equipment at its three international bases.
In 1997, Mammoet innovated the first of its own multi-thousand ton movers, the 2000t Platform TwinRing ringer crane, with a platform that rests on a ring for slewing.
Increasing the mobility of giant cranes, Mammoet created Platform Twinring; containerized (PTC) versions of ringer cranes up to 3,200t, with components that fit in standard shipping containers.
While PTCs are not very common in the salvage industry, they are particularly convenient for speedy heavylift salvage whether by land or by sea.
Van der Vlies explains, "There are two options with a PTC depending of the situation of the wreck. If the wreck is near close to land, we place the PTC on land nearby and cut the wreck in pieces. We discharge those pieces with the PTC crane on a barge or on shore.
"The seaside option is to put the PTC on a big barge and use it as a sheerleg or crane barge."
PTCs also offer the advantage of being modular, so they can be built up to increase reach across the width of a large cargo vessel. "The problem with big container vessels could be the reach of the crane because the width is huge and you need that reach to remove the containers," says Van der Vlies.
Lifting from the deepest depths
Apart from heavy lift, a challenge salvors face is salvaging deeper than 150m, where divers cannot easily go attach the ropes for lifting, so they are looking beyond cranes to do it.
A Deep Water Recovery System (DWRS), developed by Mammoet using underwater excavators, is intended for this. "We try to develop and engineer special tools for each kind of project," says Van der Vlies.
Remote controlled excavators used at 140m depth, put onto a seabed, remove the cargo from the ship, placing it into a basket which is then lifted onto a barge, Van der Vlies says:
"For cargo removal we empty the ship. We often design and build special equipment and tools for such a project depending of depth and situation. We designed and built once a special vacuum grip to remove aluminum blocks from a cargohold from a ship on a depth of 130m."

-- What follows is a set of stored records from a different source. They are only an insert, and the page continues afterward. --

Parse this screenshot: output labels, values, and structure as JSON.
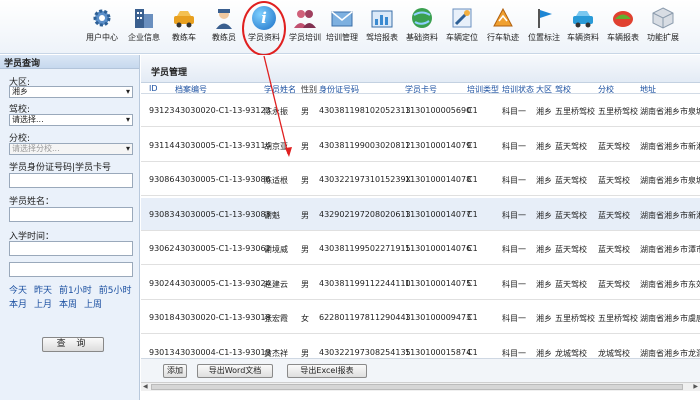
{
  "toolbar": {
    "items": [
      {
        "label": "用户中心",
        "icon": "gear-icon"
      },
      {
        "label": "企业信息",
        "icon": "building-icon"
      },
      {
        "label": "教练车",
        "icon": "car-icon"
      },
      {
        "label": "教练员",
        "icon": "coach-icon"
      },
      {
        "label": "学员资料",
        "icon": "info-icon"
      },
      {
        "label": "学员培训",
        "icon": "people-icon"
      },
      {
        "label": "培训管理",
        "icon": "envelope-icon"
      },
      {
        "label": "驾培报表",
        "icon": "chart-icon"
      },
      {
        "label": "基础资料",
        "icon": "globe-icon"
      },
      {
        "label": "车辆定位",
        "icon": "satellite-icon"
      },
      {
        "label": "行车轨迹",
        "icon": "route-icon"
      },
      {
        "label": "位置标注",
        "icon": "flag-icon"
      },
      {
        "label": "车辆资料",
        "icon": "car-data-icon"
      },
      {
        "label": "车辆报表",
        "icon": "car-report-icon"
      },
      {
        "label": "功能扩展",
        "icon": "box-icon"
      }
    ],
    "active_glyph": "i"
  },
  "left": {
    "title": "学员查询",
    "district_label": "大区:",
    "district_value": "湘乡",
    "school_label": "驾校:",
    "school_value": "请选择...",
    "branch_label": "分校:",
    "branch_placeholder": "请选择分校...",
    "id_label": "学员身份证号码|学员卡号",
    "name_label": "学员姓名：",
    "date_label": "入学时间：",
    "quick_row1": [
      "今天",
      "昨天",
      "前1小时",
      "前5小时"
    ],
    "quick_row2": [
      "本月",
      "上月",
      "本周",
      "上周"
    ],
    "search_button": "查 询"
  },
  "main": {
    "title": "学员管理",
    "columns": [
      "ID",
      "档案编号",
      "学员姓名",
      "性别",
      "身份证号码",
      "学员卡号",
      "培训类型",
      "培训状态",
      "大区",
      "驾校",
      "分校",
      "地址"
    ],
    "rows": [
      [
        "93123",
        "43030020-C1-13-93123",
        "陈永振",
        "男",
        "430381198102052313",
        "1130100005690",
        "C1",
        "科目一",
        "湘乡",
        "五里桥驾校",
        "五里桥驾校",
        "湖南省湘乡市泉塘"
      ],
      [
        "93114",
        "43030005-C1-13-93114",
        "胡京亚",
        "男",
        "430381199003020812",
        "1130100014079",
        "C1",
        "科目一",
        "湘乡",
        "蓝天驾校",
        "蓝天驾校",
        "湖南省湘乡市新湘"
      ],
      [
        "93086",
        "43030005-C1-13-93086",
        "陈适根",
        "男",
        "43032219731015239X",
        "1130100014078",
        "C1",
        "科目一",
        "湘乡",
        "蓝天驾校",
        "蓝天驾校",
        "湖南省湘乡市泉塘"
      ],
      [
        "93083",
        "43030005-C1-13-93083",
        "谢魁",
        "男",
        "432902197208020613",
        "1130100014077",
        "C1",
        "科目一",
        "湘乡",
        "蓝天驾校",
        "蓝天驾校",
        "湖南省湘乡市新湘"
      ],
      [
        "93062",
        "43030005-C1-13-93062",
        "谢境威",
        "男",
        "430381199502271915",
        "1130100014076",
        "C1",
        "科目一",
        "湘乡",
        "蓝天驾校",
        "蓝天驾校",
        "湖南省湘乡市潭市"
      ],
      [
        "93024",
        "43030005-C1-13-93024",
        "赵建云",
        "男",
        "430381199112244110",
        "1130100014075",
        "C1",
        "科目一",
        "湘乡",
        "蓝天驾校",
        "蓝天驾校",
        "湖南省湘乡市东郊"
      ],
      [
        "93018",
        "43030020-C1-13-93018",
        "张宏霞",
        "女",
        "622801197811290443",
        "1130100009473",
        "C1",
        "科目一",
        "湘乡",
        "五里桥驾校",
        "五里桥驾校",
        "湖南省湘乡市虞唐"
      ],
      [
        "93013",
        "43030004-C1-13-93013",
        "黄杰祥",
        "男",
        "430322197308254135",
        "1130100015874",
        "C1",
        "科目一",
        "湘乡",
        "龙城驾校",
        "龙城驾校",
        "湖南省湘乡市龙洞"
      ]
    ],
    "buttons": {
      "add": "添加",
      "word": "导出Word文档",
      "excel": "导出Excel报表"
    }
  },
  "colors": {
    "accent": "#1a4fa0",
    "highlight_ring": "#e02020",
    "panel_bg": "#eaf1fa"
  }
}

"For a big environmental protection removal job in Canada at a depth of 360m, we designed a special environmental protecting case around a fuel truck."
Mammoet is already using its engineering experience to design a tool which may be able to handle lifts for new generation 16,000 TEU cargo vessels. "At the moment we have been working with some insurance companies to develop special equipment to remove the containers in case of an extraordinary situation, because the contents are valuable, and the insurance value of the containers is huge. You are talking about a few €100m for container vessels of this size," says Van der Vlies.

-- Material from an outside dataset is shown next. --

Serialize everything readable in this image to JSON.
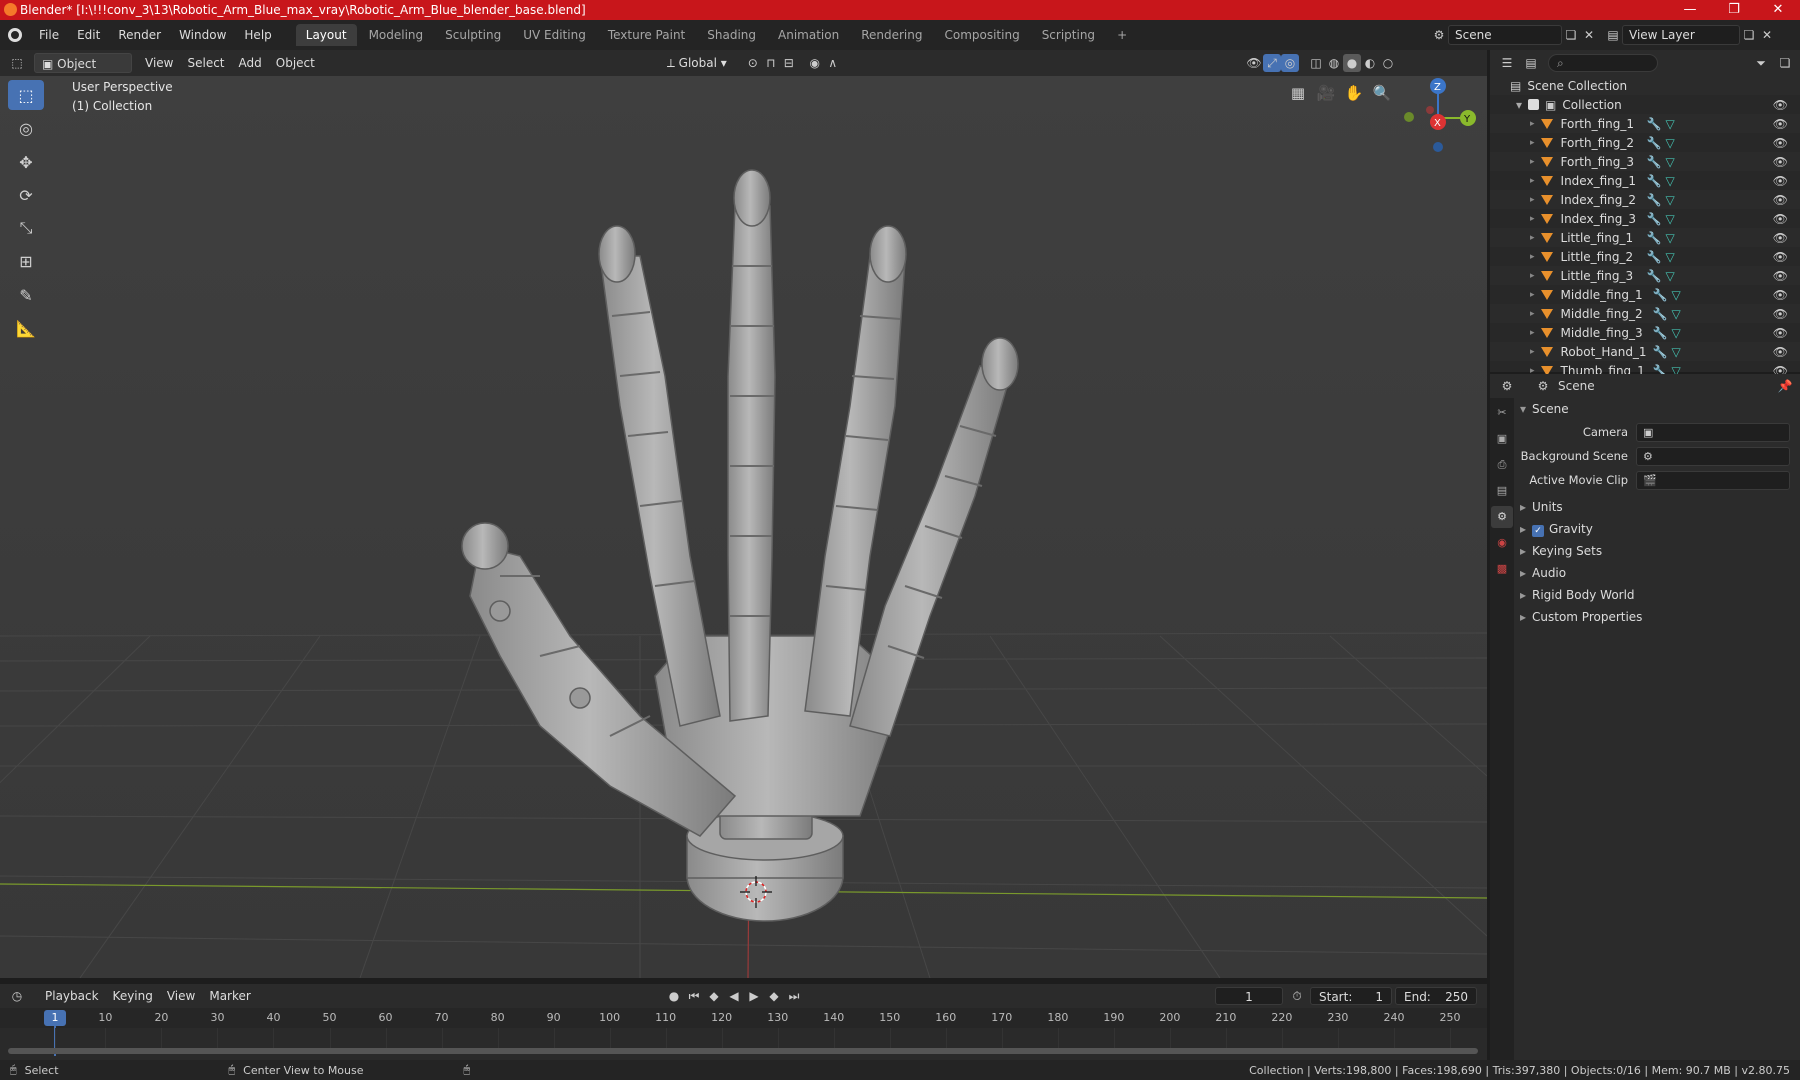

Mammoet estimates that designing and making the heavy lift salvage tool for the job will require large investments. The financing opportunities for such an undertaking may not become available until insurance companies need to call on companies to handle a 16,000 TEU shipwreck.
Van der Vlies says, "It is matter of time until something happens with this kind of new generation container vessel, and we can't say whether the ship will be laying in deep or shallow water, or if it will be on fire, or if it will collide with another vessel. No two situations are the same in salvage world."
Looking to expand not heft but depth, a firm in the UK called Deep Tek is poised with the patented winch technology to literally take salvage where it has never been before: 5,000m underwater.
Wire rope winches for deepwater lifting bottom out at about 3,000m water depth where the heavy weight of the rope makes lifting impossible.
While fibre ropes are light enough to use with winches, the problem of rope deformation has traditionally made this kind of rope equally impractical.
Deep Tek's patented spooling pattern counters the problem, and will increase applications for fibre rope winches.
Moya Crawford, Deep Tek's Managing Director, plans on developing the salvage market for its winches in 2013 by launching a rental fleet to demonstrate the smaller end of their potential.
Small versions of the winches will be able to lift 30t at depths as low as 5000m.
Deep Tek also told Cranes Today that development is underway for its heavylifting winch range, which will specifically address heavy lift of 750t down to 2250m underwater.